#### [Data]
********************

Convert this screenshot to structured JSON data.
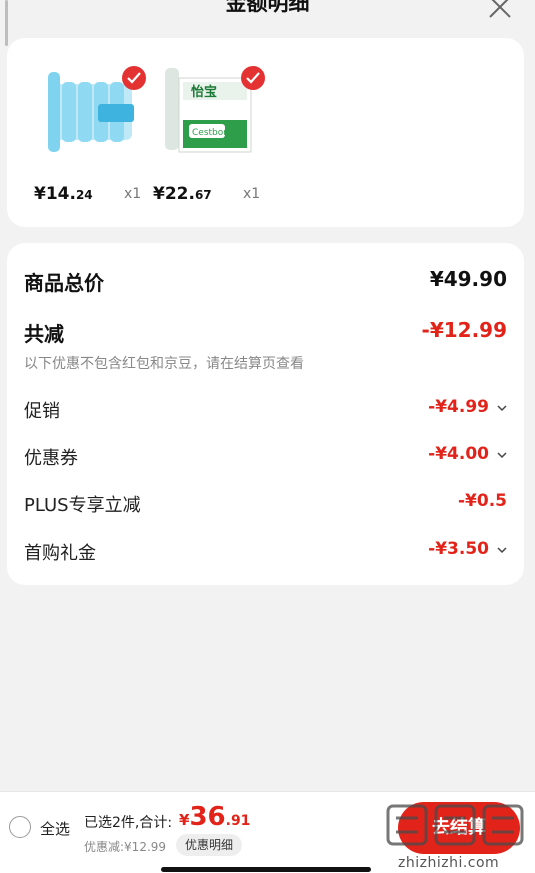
{
  "header": {
    "title": "金额明细"
  },
  "products": [
    {
      "price_int": "¥14.",
      "price_dec": "24",
      "qty": "x1",
      "thumb_color": "#7fd3ef"
    },
    {
      "price_int": "¥22.",
      "price_dec": "67",
      "qty": "x1",
      "thumb_color": "#2e9e4a"
    }
  ],
  "summary": {
    "total_label": "商品总价",
    "total_value": "¥49.90",
    "reduce_label": "共减",
    "reduce_value": "-¥12.99",
    "note": "以下优惠不包含红包和京豆，请在结算页查看",
    "items": [
      {
        "label": "促销",
        "value": "-¥4.99",
        "chevron": true
      },
      {
        "label": "优惠券",
        "value": "-¥4.00",
        "chevron": true
      },
      {
        "label": "PLUS专享立减",
        "value": "-¥0.5",
        "chevron": false
      },
      {
        "label": "首购礼金",
        "value": "-¥3.50",
        "chevron": true
      }
    ]
  },
  "bottom_bar": {
    "select_all": "全选",
    "selected_info": "已选2件,合计:",
    "total_symbol": "¥",
    "total_int": "36",
    "total_dec": ".91",
    "discount": "优惠减:¥12.99",
    "detail_button": "优惠明细",
    "checkout_button": "去结算",
    "watermark": "zhizhizhi.com"
  },
  "colors": {
    "accent": "#e2231a",
    "background": "#f2f2f2"
  }
}
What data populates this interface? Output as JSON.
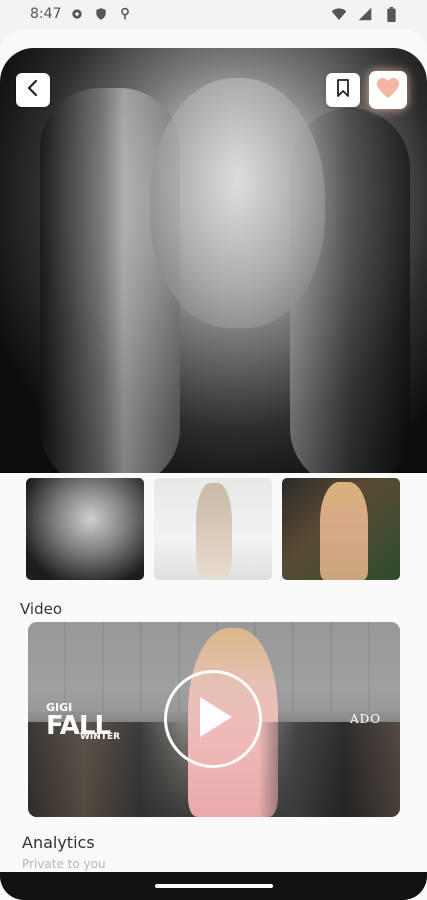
{
  "status_bar": {
    "time": "8:47"
  },
  "hero": {
    "alt": "Portrait photo"
  },
  "toolbar": {
    "back_icon": "back-arrow-icon",
    "bookmark_icon": "bookmark-icon",
    "favorite_icon": "heart-icon",
    "favorite_color": "#F2B6A2"
  },
  "gallery": {
    "thumbnails": [
      "portrait-bw",
      "runway-dress",
      "event-photo"
    ]
  },
  "video_section": {
    "title": "Video",
    "brand_line1": "GIGI",
    "brand_line2": "FALL",
    "brand_line3": "WINTER",
    "watermark": "ADO"
  },
  "analytics": {
    "title": "Analytics",
    "subtitle": "Private to you"
  }
}
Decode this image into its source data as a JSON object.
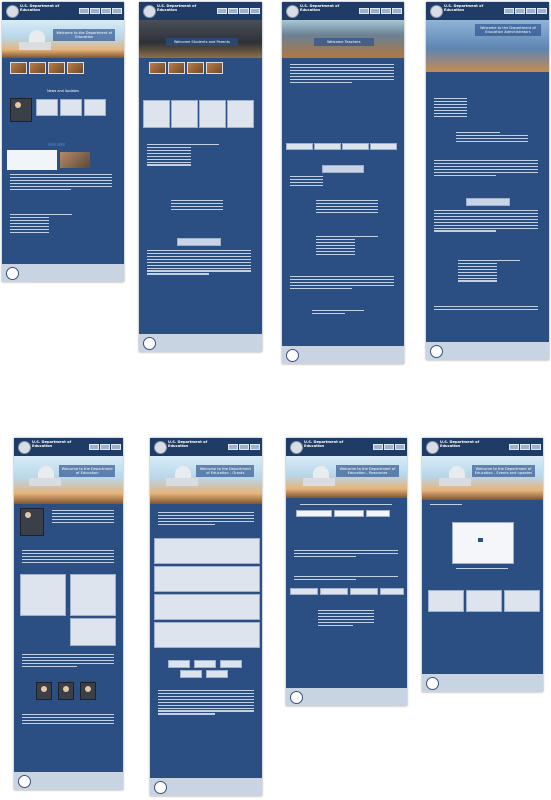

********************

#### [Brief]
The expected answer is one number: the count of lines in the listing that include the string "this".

#### [Task solution]
3